Of course politics and government never really stop and over Christmas you start to get ready for the next year. As part of that I wrote a piece for the Times setting out our position on the economy and asking some questions of the Labour Party. You can read it HERE (paywall) or Lib Dem Voice has a summary HERE.
We also got a bit of attention after the party’s central message for spokespeople was featured on the BBC. There’s nothing unusual about political parties wanting to ensure they get their message across, and our key argument – that the Liberal Democrats are building a stronger economy in a fairer society, enabling every person to get on in life – is one that I hope some of you are already starting to recognise. I know there are people who are uneasy about this kind of message discipline, but we all know from successful campaigns in council wards and by-elections that you must be clear, simple and consistent in what you say to voters, and we have to do that at a national level.
The idea of combining a strong economy with a fair and transparent society is something that will also be seen in an international context this year when we host the G8 in Northern Ireland. Events like the G8 are always a mixture of dealing with the urgent issues of the day as well as looking at some longer-term themes – like food security – that the host country can help to set. It is in those central themes of the summit that I believe there is a lot that Liberal Democrats will be happy to see.
What does that mean in practice? Well, it means dealing with multinational companies who play fast and loose with global tax rules to avoid paying their fair share, in their ‘home’ countries as well as wherever they expand. And it also means an ambitious approach to so-called ‘extractives transparency’, so that countries rich in natural resources get their fair share from the oil, gas and mining firms that make huge profits from them. For too long being rich in natural resources has been at best a mixed blessing for developing countries, and getting companies to be more transparent will help to change that.
We have a chance this year to show that events like the G8 can be about more than just the important work of increasing trade, they can also be about making the global economy a better and fairer place.
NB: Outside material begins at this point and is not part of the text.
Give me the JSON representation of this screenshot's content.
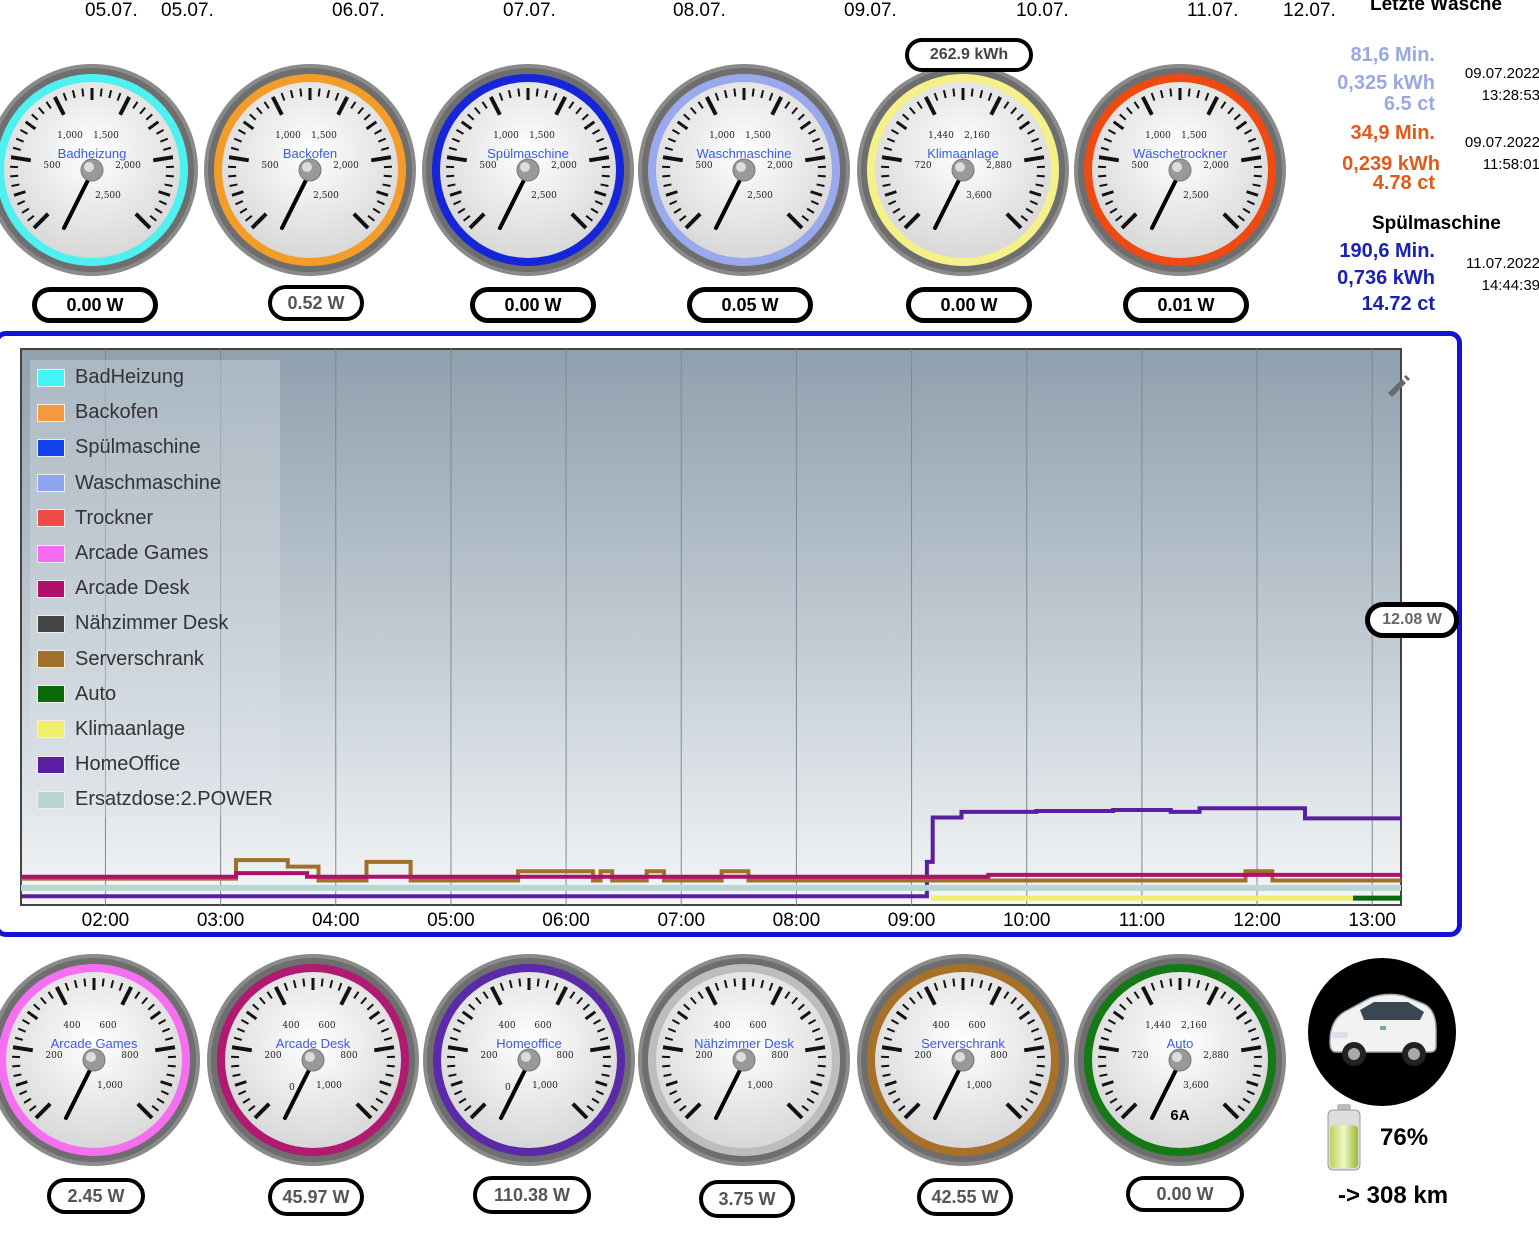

It may not quite be the Olympics, but I hope it will still be an event that will make us feel proud.